▶ GIVEN RECORDS:
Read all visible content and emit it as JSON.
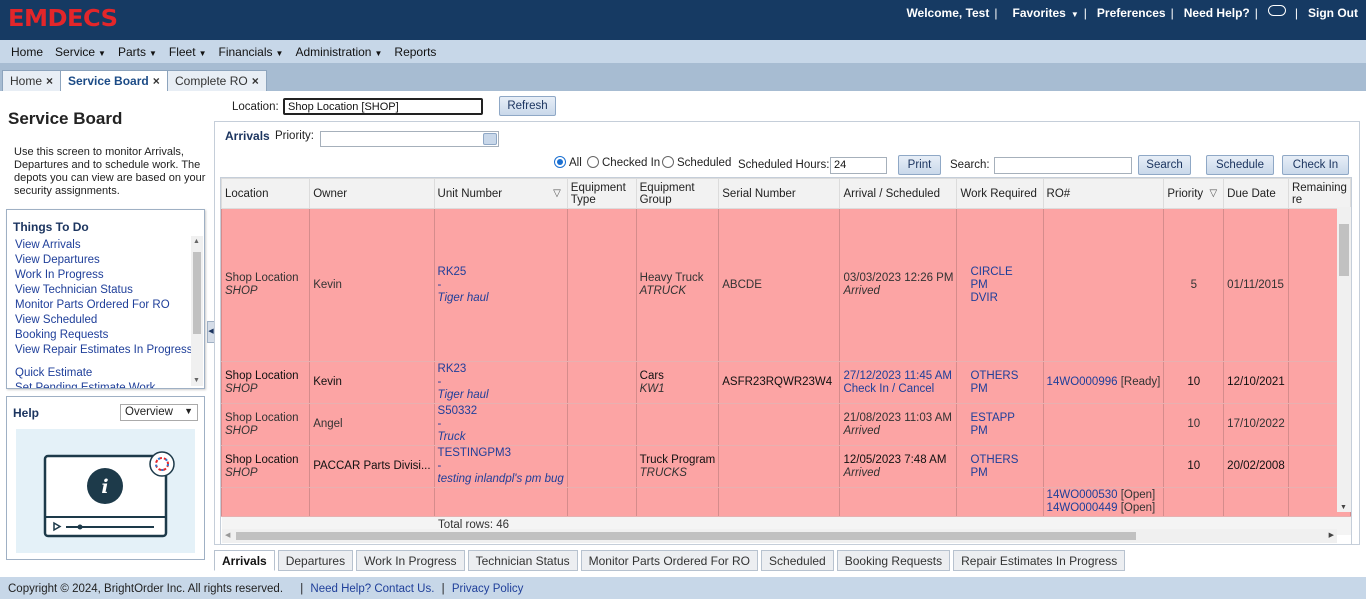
{
  "app": {
    "logo_text": "EMDECS",
    "brand_color": "#e3262a",
    "header_bg": "#163a63"
  },
  "user_menu": {
    "welcome": "Welcome, Test",
    "favorites": "Favorites",
    "preferences": "Preferences",
    "help": "Need Help?",
    "sign_out": "Sign Out"
  },
  "nav": [
    "Home",
    "Service",
    "Parts",
    "Fleet",
    "Financials",
    "Administration",
    "Reports"
  ],
  "page_tabs": [
    {
      "label": "Home"
    },
    {
      "label": "Service Board"
    },
    {
      "label": "Complete RO"
    }
  ],
  "sidebar": {
    "title": "Service Board",
    "description": "Use this screen to monitor Arrivals, Departures and to schedule work. The depots you can view are based on your security assignments.",
    "todo_title": "Things To Do",
    "todo_items": [
      "View Arrivals",
      "View Departures",
      "Work In Progress",
      "View Technician Status",
      "Monitor Parts Ordered For RO",
      "View Scheduled",
      "Booking Requests",
      "View Repair Estimates In Progress"
    ],
    "todo_items_after_gap": [
      "Quick Estimate",
      "Set Pending Estimate Work"
    ],
    "help_title": "Help",
    "help_select": "Overview"
  },
  "filters": {
    "location_label": "Location:",
    "location_value": "Shop Location [SHOP]",
    "refresh": "Refresh",
    "priority_label": "Priority:",
    "priority_value": ""
  },
  "arrivals": {
    "title": "Arrivals",
    "radio_all": "All",
    "radio_checked_in": "Checked In",
    "radio_scheduled": "Scheduled",
    "scheduled_hours_label": "Scheduled Hours:",
    "scheduled_hours_value": "24",
    "print": "Print",
    "search_label": "Search:",
    "search_value": "",
    "search_button": "Search",
    "schedule_button": "Schedule",
    "checkin_button": "Check In"
  },
  "grid": {
    "columns": [
      "Location",
      "Owner",
      "Unit Number",
      "Equipment Type",
      "Equipment Group",
      "Serial Number",
      "Arrival / Scheduled",
      "Work Required",
      "RO#",
      "Priority",
      "Due Date",
      "Remaining re"
    ],
    "rows": [
      {
        "location": "Shop Location",
        "location_code": "SHOP",
        "owner": "Kevin",
        "unit": "RK25",
        "unit_dash": "-",
        "unit_desc": "Tiger haul",
        "eq_type": "",
        "eq_group": "Heavy Truck",
        "eq_group_code": "ATRUCK",
        "serial": "ABCDE",
        "arrival": "03/03/2023 12:26 PM",
        "arrival_status": "Arrived",
        "work1": "CIRCLE",
        "work2": "PM",
        "work3": "DVIR",
        "ro": "",
        "ro_status": "",
        "priority": "5",
        "due": "01/11/2015"
      },
      {
        "location": "Shop Location",
        "location_code": "SHOP",
        "owner": "Kevin",
        "unit": "RK23",
        "unit_dash": "-",
        "unit_desc": "Tiger haul",
        "eq_type": "",
        "eq_group": "Cars",
        "eq_group_code": "KW1",
        "serial": "ASFR23RQWR23W4",
        "arrival": "27/12/2023 11:45 AM",
        "arrival_status": "Check In  /  Cancel",
        "work1": "OTHERS",
        "work2": "PM",
        "work3": "",
        "ro": "14WO000996",
        "ro_status": "[Ready]",
        "priority": "10",
        "due": "12/10/2021"
      },
      {
        "location": "Shop Location",
        "location_code": "SHOP",
        "owner": "Angel",
        "unit": "S50332",
        "unit_dash": "-",
        "unit_desc": "Truck",
        "eq_type": "",
        "eq_group": "",
        "eq_group_code": "",
        "serial": "",
        "arrival": "21/08/2023 11:03 AM",
        "arrival_status": "Arrived",
        "work1": "ESTAPP",
        "work2": "PM",
        "work3": "",
        "ro": "",
        "ro_status": "",
        "priority": "10",
        "due": "17/10/2022"
      },
      {
        "location": "Shop Location",
        "location_code": "SHOP",
        "owner": "PACCAR Parts Divisi...",
        "unit": "TESTINGPM3",
        "unit_dash": "-",
        "unit_desc": "testing inlandpl's pm bug",
        "eq_type": "",
        "eq_group": "Truck Program",
        "eq_group_code": "TRUCKS",
        "serial": "",
        "arrival": "12/05/2023 7:48 AM",
        "arrival_status": "Arrived",
        "work1": "OTHERS",
        "work2": "PM",
        "work3": "",
        "ro": "",
        "ro_status": "",
        "priority": "10",
        "due": "20/02/2008"
      },
      {
        "ro": "14WO000530",
        "ro_status": "[Open]",
        "ro2": "14WO000449",
        "ro2_status": "[Open]"
      }
    ],
    "total_rows_label": "Total rows:",
    "total_rows": "46"
  },
  "bottom_tabs": [
    "Arrivals",
    "Departures",
    "Work In Progress",
    "Technician Status",
    "Monitor Parts Ordered For RO",
    "Scheduled",
    "Booking Requests",
    "Repair Estimates In Progress"
  ],
  "footer": {
    "copyright": "Copyright © 2024, BrightOrder Inc. All rights reserved.",
    "help_link": "Need Help? Contact Us.",
    "privacy_link": "Privacy Policy"
  },
  "colors": {
    "row_highlight": "#fca4a4",
    "nav_bg": "#c7d7e8",
    "tab_bar_bg": "#a7bcd2"
  }
}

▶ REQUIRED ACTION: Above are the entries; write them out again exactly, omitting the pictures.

▶ RESULT FOR THIS EXERCISE:
Read all visible content and emit it as JSON.
{
  "app": {
    "logo_text": "EMDECS",
    "brand_color": "#e3262a",
    "header_bg": "#163a63"
  },
  "user_menu": {
    "welcome": "Welcome, Test",
    "favorites": "Favorites",
    "preferences": "Preferences",
    "help": "Need Help?",
    "sign_out": "Sign Out"
  },
  "nav": [
    "Home",
    "Service",
    "Parts",
    "Fleet",
    "Financials",
    "Administration",
    "Reports"
  ],
  "page_tabs": [
    {
      "label": "Home"
    },
    {
      "label": "Service Board"
    },
    {
      "label": "Complete RO"
    }
  ],
  "sidebar": {
    "title": "Service Board",
    "description": "Use this screen to monitor Arrivals, Departures and to schedule work. The depots you can view are based on your security assignments.",
    "todo_title": "Things To Do",
    "todo_items": [
      "View Arrivals",
      "View Departures",
      "Work In Progress",
      "View Technician Status",
      "Monitor Parts Ordered For RO",
      "View Scheduled",
      "Booking Requests",
      "View Repair Estimates In Progress"
    ],
    "todo_items_after_gap": [
      "Quick Estimate",
      "Set Pending Estimate Work"
    ],
    "help_title": "Help",
    "help_select": "Overview"
  },
  "filters": {
    "location_label": "Location:",
    "location_value": "Shop Location [SHOP]",
    "refresh": "Refresh",
    "priority_label": "Priority:",
    "priority_value": ""
  },
  "arrivals": {
    "title": "Arrivals",
    "radio_all": "All",
    "radio_checked_in": "Checked In",
    "radio_scheduled": "Scheduled",
    "scheduled_hours_label": "Scheduled Hours:",
    "scheduled_hours_value": "24",
    "print": "Print",
    "search_label": "Search:",
    "search_value": "",
    "search_button": "Search",
    "schedule_button": "Schedule",
    "checkin_button": "Check In"
  },
  "grid": {
    "columns": [
      "Location",
      "Owner",
      "Unit Number",
      "Equipment Type",
      "Equipment Group",
      "Serial Number",
      "Arrival / Scheduled",
      "Work Required",
      "RO#",
      "Priority",
      "Due Date",
      "Remaining re"
    ],
    "rows": [
      {
        "location": "Shop Location",
        "location_code": "SHOP",
        "owner": "Kevin",
        "unit": "RK25",
        "unit_dash": "-",
        "unit_desc": "Tiger haul",
        "eq_type": "",
        "eq_group": "Heavy Truck",
        "eq_group_code": "ATRUCK",
        "serial": "ABCDE",
        "arrival": "03/03/2023 12:26 PM",
        "arrival_status": "Arrived",
        "work1": "CIRCLE",
        "work2": "PM",
        "work3": "DVIR",
        "ro": "",
        "ro_status": "",
        "priority": "5",
        "due": "01/11/2015"
      },
      {
        "location": "Shop Location",
        "location_code": "SHOP",
        "owner": "Kevin",
        "unit": "RK23",
        "unit_dash": "-",
        "unit_desc": "Tiger haul",
        "eq_type": "",
        "eq_group": "Cars",
        "eq_group_code": "KW1",
        "serial": "ASFR23RQWR23W4",
        "arrival": "27/12/2023 11:45 AM",
        "arrival_status": "Check In  /  Cancel",
        "work1": "OTHERS",
        "work2": "PM",
        "work3": "",
        "ro": "14WO000996",
        "ro_status": "[Ready]",
        "priority": "10",
        "due": "12/10/2021"
      },
      {
        "location": "Shop Location",
        "location_code": "SHOP",
        "owner": "Angel",
        "unit": "S50332",
        "unit_dash": "-",
        "unit_desc": "Truck",
        "eq_type": "",
        "eq_group": "",
        "eq_group_code": "",
        "serial": "",
        "arrival": "21/08/2023 11:03 AM",
        "arrival_status": "Arrived",
        "work1": "ESTAPP",
        "work2": "PM",
        "work3": "",
        "ro": "",
        "ro_status": "",
        "priority": "10",
        "due": "17/10/2022"
      },
      {
        "location": "Shop Location",
        "location_code": "SHOP",
        "owner": "PACCAR Parts Divisi...",
        "unit": "TESTINGPM3",
        "unit_dash": "-",
        "unit_desc": "testing inlandpl's pm bug",
        "eq_type": "",
        "eq_group": "Truck Program",
        "eq_group_code": "TRUCKS",
        "serial": "",
        "arrival": "12/05/2023 7:48 AM",
        "arrival_status": "Arrived",
        "work1": "OTHERS",
        "work2": "PM",
        "work3": "",
        "ro": "",
        "ro_status": "",
        "priority": "10",
        "due": "20/02/2008"
      },
      {
        "ro": "14WO000530",
        "ro_status": "[Open]",
        "ro2": "14WO000449",
        "ro2_status": "[Open]"
      }
    ],
    "total_rows_label": "Total rows:",
    "total_rows": "46"
  },
  "bottom_tabs": [
    "Arrivals",
    "Departures",
    "Work In Progress",
    "Technician Status",
    "Monitor Parts Ordered For RO",
    "Scheduled",
    "Booking Requests",
    "Repair Estimates In Progress"
  ],
  "footer": {
    "copyright": "Copyright © 2024, BrightOrder Inc. All rights reserved.",
    "help_link": "Need Help? Contact Us.",
    "privacy_link": "Privacy Policy"
  },
  "colors": {
    "row_highlight": "#fca4a4",
    "nav_bg": "#c7d7e8",
    "tab_bar_bg": "#a7bcd2"
  }
}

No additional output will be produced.